Answers to Questions: The images presented after the first stool specimen represent artifact material. The structure on the left mimics an Entamoeba coli cyst; however, this structure is not an organism, but an artifact. The structure on the right tends to resemble helminth eggs, but they are vegetable cells and not parasites.
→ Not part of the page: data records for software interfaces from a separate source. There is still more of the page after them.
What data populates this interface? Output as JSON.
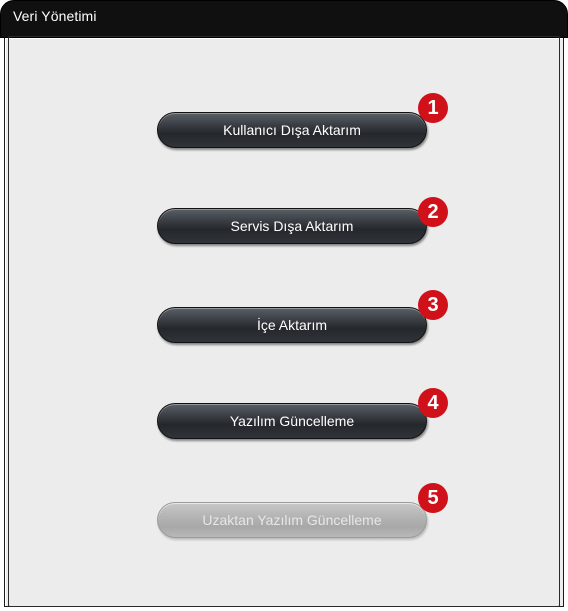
{
  "window": {
    "title": "Veri Yönetimi"
  },
  "buttons": [
    {
      "label": "Kullanıcı Dışa Aktarım",
      "enabled": true,
      "callout": "1"
    },
    {
      "label": "Servis Dışa Aktarım",
      "enabled": true,
      "callout": "2"
    },
    {
      "label": "İçe Aktarım",
      "enabled": true,
      "callout": "3"
    },
    {
      "label": "Yazılım Güncelleme",
      "enabled": true,
      "callout": "4"
    },
    {
      "label": "Uzaktan Yazılım Güncelleme",
      "enabled": false,
      "callout": "5"
    }
  ],
  "colors": {
    "titlebar": "#101010",
    "panel": "#ececec",
    "button_dark": "#2a2d31",
    "button_disabled": "#b4b4b4",
    "callout": "#d0111a"
  }
}
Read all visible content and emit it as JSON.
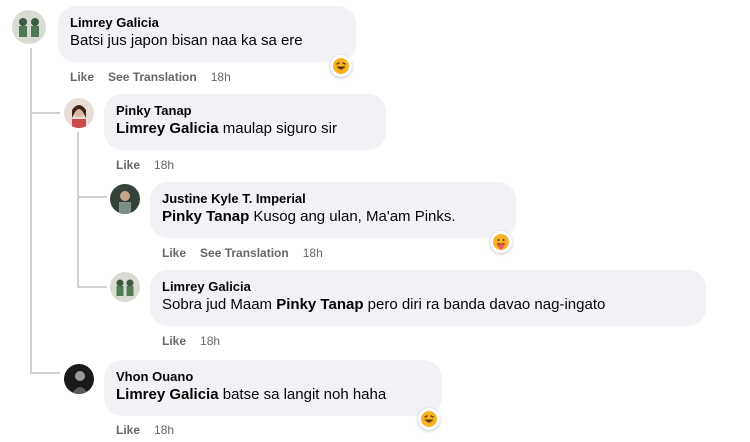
{
  "comments": [
    {
      "author": "Limrey Galicia",
      "text": "Batsi jus japon bisan naa ka sa ere",
      "like": "Like",
      "translate": "See Translation",
      "time": "18h",
      "reaction": "haha-emoji"
    },
    {
      "author": "Pinky Tanap",
      "mention": "Limrey Galicia",
      "text": " maulap siguro sir",
      "like": "Like",
      "time": "18h"
    },
    {
      "author": "Justine Kyle T. Imperial",
      "mention": "Pinky Tanap",
      "text": " Kusog ang ulan, Ma'am Pinks.",
      "like": "Like",
      "translate": "See Translation",
      "time": "18h",
      "reaction": "care-emoji"
    },
    {
      "author": "Limrey Galicia",
      "text_before": "Sobra jud Maam ",
      "mention": "Pinky Tanap",
      "text_after": " pero diri ra banda davao nag-ingato",
      "like": "Like",
      "time": "18h"
    },
    {
      "author": "Vhon Ouano",
      "mention": "Limrey Galicia",
      "text": " batse sa langit noh haha",
      "like": "Like",
      "time": "18h",
      "reaction": "haha-emoji"
    }
  ],
  "colors": {
    "bubble": "#f0f2f5",
    "secondary_text": "#65676b",
    "thread_line": "#ced0d4"
  }
}
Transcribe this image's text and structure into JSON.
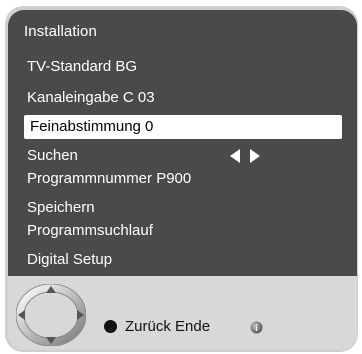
{
  "menu": {
    "title": "Installation",
    "items": [
      {
        "label": "TV-Standard BG"
      },
      {
        "label": "Kanaleingabe C 03"
      },
      {
        "label": "Feinabstimmung 0"
      },
      {
        "label": "Suchen"
      },
      {
        "label": "Programmnummer P900"
      },
      {
        "label": "Speichern"
      },
      {
        "label": "Programmsuchlauf"
      },
      {
        "label": "Digital Setup"
      }
    ],
    "selected_index": 2
  },
  "footer": {
    "back_label": "Zurück",
    "end_label": "Ende"
  },
  "icons": {
    "dpad": "dpad-icon",
    "arrows": "left-right-arrows-icon",
    "back_dot": "black-dot-icon",
    "info": "info-icon"
  },
  "colors": {
    "menu_bg": "#4a4a4a",
    "footer_bg": "#d8d8d8",
    "selected_bg": "#ffffff"
  }
}
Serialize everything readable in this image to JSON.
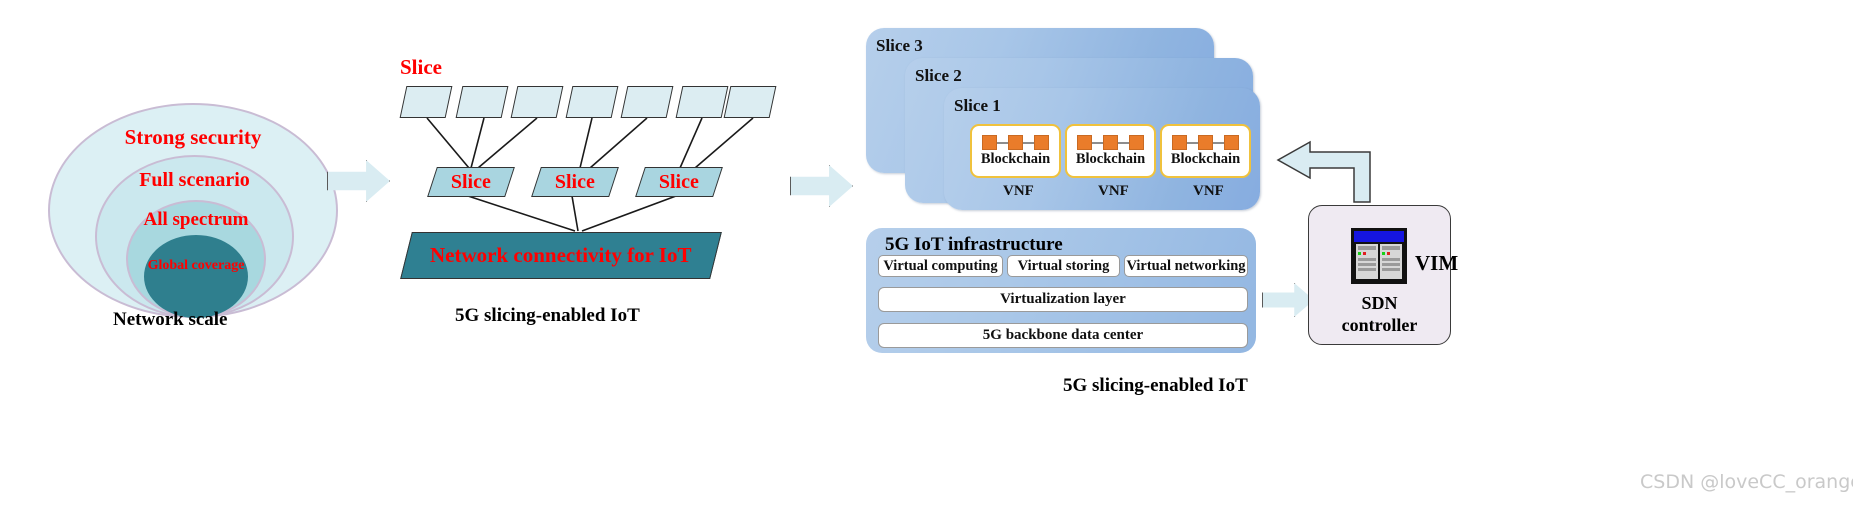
{
  "panel_network_scale": {
    "caption": "Network scale",
    "rings": [
      {
        "label": "Strong security",
        "color": "#dcf0f4",
        "font_size": 21
      },
      {
        "label": "Full scenario",
        "color": "#cbe8ee",
        "font_size": 20
      },
      {
        "label": "All spectrum",
        "color": "#a8d8df",
        "font_size": 19
      },
      {
        "label": "Global coverage",
        "color": "#2f7f8e",
        "font_size": 14
      }
    ]
  },
  "panel_slicing": {
    "caption": "5G slicing-enabled IoT",
    "top_label": "Slice",
    "slice_boxes": [
      "Slice",
      "Slice",
      "Slice"
    ],
    "base_label": "Network connectivity for IoT",
    "small_tile_count": 7
  },
  "panel_infrastructure": {
    "caption": "5G slicing-enabled IoT",
    "slice_cards": [
      {
        "label": "Slice 3"
      },
      {
        "label": "Slice 2"
      },
      {
        "label": "Slice 1"
      }
    ],
    "vnfs": [
      {
        "blockchain_label": "Blockchain",
        "vnf_label": "VNF",
        "node_count": 3
      },
      {
        "blockchain_label": "Blockchain",
        "vnf_label": "VNF",
        "node_count": 3
      },
      {
        "blockchain_label": "Blockchain",
        "vnf_label": "VNF",
        "node_count": 3
      }
    ],
    "infra_title": "5G IoT infrastructure",
    "infra_chips": [
      "Virtual computing",
      "Virtual storing",
      "Virtual networking"
    ],
    "infra_bars": [
      "Virtualization layer",
      "5G backbone data center"
    ]
  },
  "panel_controller": {
    "vim_label": "VIM",
    "sdn_line1": "SDN",
    "sdn_line2": "controller",
    "icon": "server-rack-icon"
  },
  "watermark": "CSDN @loveCC_orange",
  "colors": {
    "red_text": "#ff0000",
    "teal_dark": "#2f7f8e",
    "ring_border": "#c9bcd4",
    "card_blue": "#a8c6e8",
    "blockchain_orange": "#ea7c2a",
    "blockchain_border": "#f0c23c",
    "arrow_fill": "#d9ecf2",
    "vim_fill": "#efeaf2"
  }
}
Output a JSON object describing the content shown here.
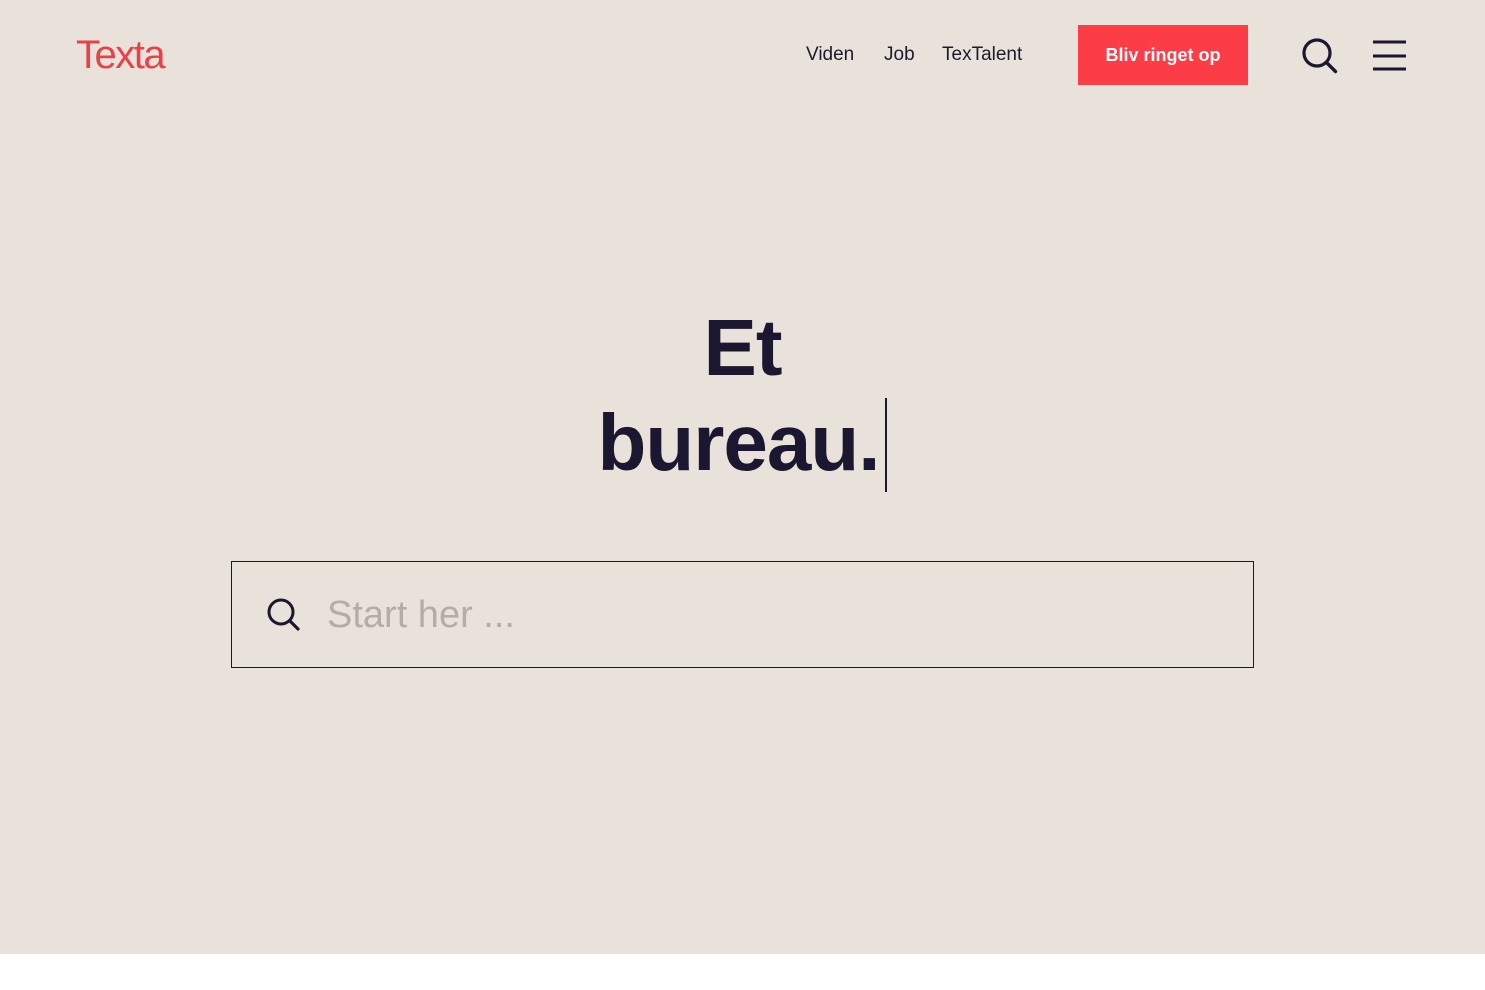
{
  "header": {
    "logo": "Texta",
    "nav": [
      {
        "label": "Viden"
      },
      {
        "label": "Job"
      },
      {
        "label": "TexTalent"
      }
    ],
    "cta_label": "Bliv ringet op",
    "search_icon": "search-icon",
    "menu_icon": "hamburger-menu-icon"
  },
  "hero": {
    "headline_line1": "Et",
    "headline_line2": "bureau.",
    "search": {
      "placeholder": "Start her ...",
      "value": "",
      "icon": "search-icon"
    }
  },
  "colors": {
    "background": "#e9e2db",
    "accent": "#fc3d48",
    "logo": "#e8414a",
    "text": "#1c1730"
  }
}
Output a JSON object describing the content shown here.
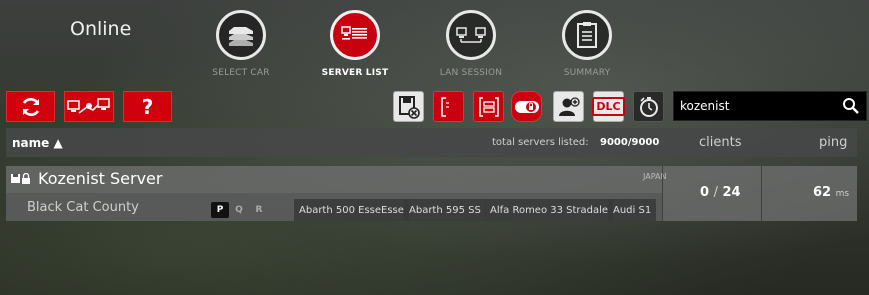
{
  "header": {
    "title": "Online",
    "steps": [
      {
        "label": "SELECT CAR",
        "icon": "cars-icon"
      },
      {
        "label": "SERVER LIST",
        "icon": "server-list-icon",
        "active": true
      },
      {
        "label": "LAN SESSION",
        "icon": "lan-icon"
      },
      {
        "label": "SUMMARY",
        "icon": "clipboard-icon"
      }
    ]
  },
  "toolbar": {
    "refresh_icon": "refresh-icon",
    "network_icon": "network-icon",
    "help_label": "?",
    "dlc_label": "DLC"
  },
  "search": {
    "value": "kozenist",
    "placeholder": ""
  },
  "list_header": {
    "name_label": "name",
    "sort_indicator": "▲",
    "total_label": "total servers listed:",
    "total_count": "9000/9000",
    "clients_label": "clients",
    "ping_label": "ping"
  },
  "servers": [
    {
      "name": "Kozenist Server",
      "country": "JAPAN",
      "track": "Black Cat County",
      "sessions": [
        "P",
        "Q",
        "R"
      ],
      "cars": [
        "Abarth 500 EsseEsse",
        "Abarth 595 SS",
        "Alfa Romeo 33 Stradale",
        "Audi S1"
      ],
      "clients": "0",
      "clients_sep": "/",
      "max_clients": "24",
      "ping": "62",
      "ping_unit": "ms"
    }
  ],
  "colors": {
    "accent": "#c8000f"
  }
}
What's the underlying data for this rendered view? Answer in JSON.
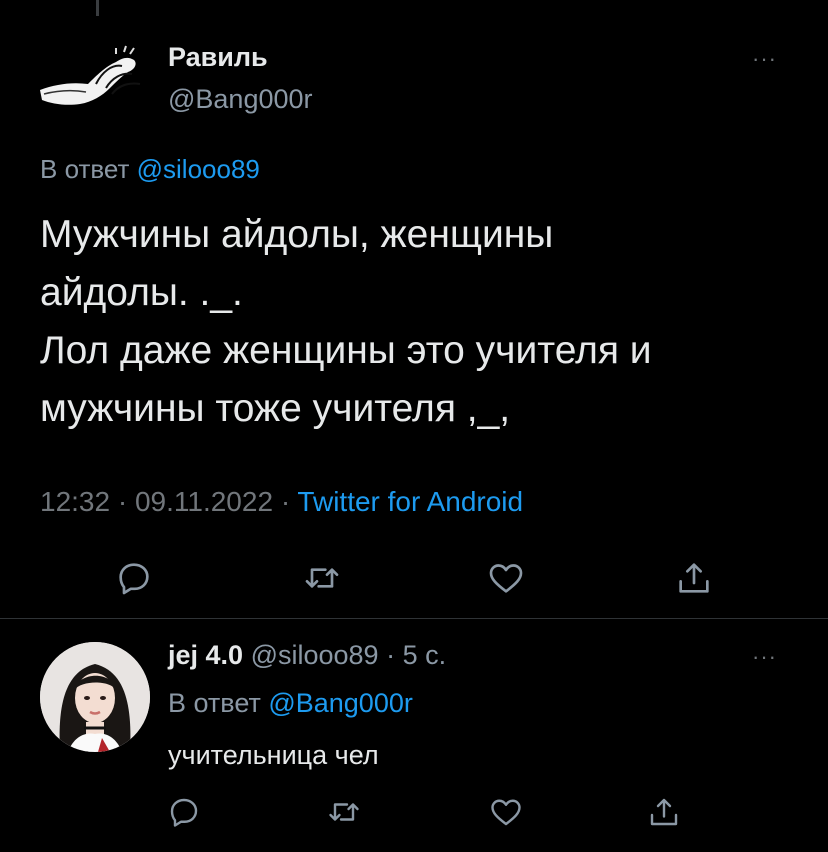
{
  "tweet": {
    "author_name": "Равиль",
    "author_handle": "@Bang000r",
    "replying_prefix": "В ответ",
    "replying_handle": "@silooo89",
    "body_lines": [
      "Мужчины айдолы, женщины",
      "айдолы. ._.",
      "Лол даже женщины это учителя и",
      "мужчины тоже учителя ,_,"
    ],
    "time": "12:32",
    "date": "09.11.2022",
    "source": "Twitter for Android",
    "more_label": "···"
  },
  "actions": {
    "icons": [
      "reply-icon",
      "retweet-icon",
      "like-icon",
      "share-icon"
    ]
  },
  "reply": {
    "author_name": "jej 4.0",
    "author_handle": "@silooo89",
    "time_ago": "5 с.",
    "replying_prefix": "В ответ",
    "replying_handle": "@Bang000r",
    "text": "учительница чел",
    "more_label": "···"
  },
  "colors": {
    "background": "#000000",
    "text": "#e7e9ea",
    "secondary": "#8b98a5",
    "accent": "#1d9bf0"
  }
}
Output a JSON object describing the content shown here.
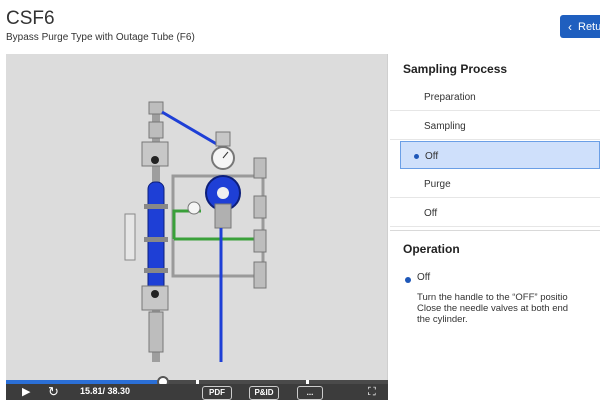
{
  "header": {
    "title": "CSF6",
    "subtitle": "Bypass Purge Type with Outage Tube (F6)",
    "return_label": "Retu"
  },
  "player": {
    "time_readout": "15.81/ 38.30",
    "progress_fraction": 0.41,
    "pdf_label": "PDF",
    "pid_label": "P&ID",
    "caption_label": "...",
    "colors": {
      "progress": "#2b6fd6",
      "accent": "#1f5fbf"
    }
  },
  "panel": {
    "sampling_title": "Sampling Process",
    "steps": [
      {
        "label": "Preparation",
        "active": false
      },
      {
        "label": "Sampling",
        "active": false
      },
      {
        "label": "Off",
        "active": true
      },
      {
        "label": "Purge",
        "active": false
      },
      {
        "label": "Off",
        "active": false
      }
    ],
    "operation_title": "Operation",
    "operation_state": "Off",
    "operation_text": "Turn the handle to the “OFF” positio\nClose the needle valves at both end\nthe cylinder."
  }
}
Unfortunately, even when structures measure within the correct size range, the morphology may not be correct or accurate enough to identify the structure as a true parasite.

The two images seen when special stains were performed provide excellent examples of Cryptosporidium spp. oocysts (on the left) and microsporidial spores (on the right), probably Enterocytozoon bieneusi or Encephalitozoon intestinalis.

Comments on the Patient: Because this patient is a post-transplant (liver) patient, and has been and continues to be immunosuppressed, continuous diarrhea with negative O&P examinations should suggest the use of special stains for the coccidia (modified acid-fast stains) or microsporidia (modified trichrome stains). These diagnostic options are important, particularly if the patient is immunosuppressed and continues to be symptomatic with diarrhea.

Comments on Diagnostic Methods: Although there are immunoassays available for the diagnosis of cryptosporidiosis (EIA, FA, cartridge formats), many laboratories continue to use the modified acid-fast stain. It is important to remember that the destaining (acid) step should be performed quickly and the acid content should not be too high. If the percentage is above 3% acid, then too much color may be removed from the oocysts. Color loss can be a definite problem for the identification of Cyclospora cayetanensis (modified acid-fast variable), but is less of a problem with Cryptosporidium.  Many laboratories are using this stain with a 1% acid destain step. Both Cryptosporidium and Cyclospora will look fine using this approach. However, regardless of the destain step, there will generally be some of the C. cayetanensis oocysts that may appear pale pink or even colorless. It is also recommended that these special stains (for both coccidia and microsporidia) be performed on concentration sediment to enhance sensitivity (centrifuge for 10 min at 500 Xg).

Currently, there are no FDA approved commercially available immunoassays for detection of the microsporidian spores in clinical specimens. There are a number of different modified trichrome stain methods, some hot and some cold; they all work well, so selection of a particular method often depends on personal preferences among laboratory personnel. Again, it is important to perform these stains on concentrated fecal sediment. Remember that other clinical specimens can also be stained (sputum, urine, etc.), and may contain less debris than that seen in a fecal specimen.

References:

  1. Garcia, LS, 2016. Diagnostic Medical Parasitology, 6th Ed., ASM Press, Washington, DC.
  2. Isenberg, H. D. (ed.). 2010. Clinical Microbiology Procedures Handbook, 3rd Ed., Vol. 1-3, ASM Press, Washington, D.C.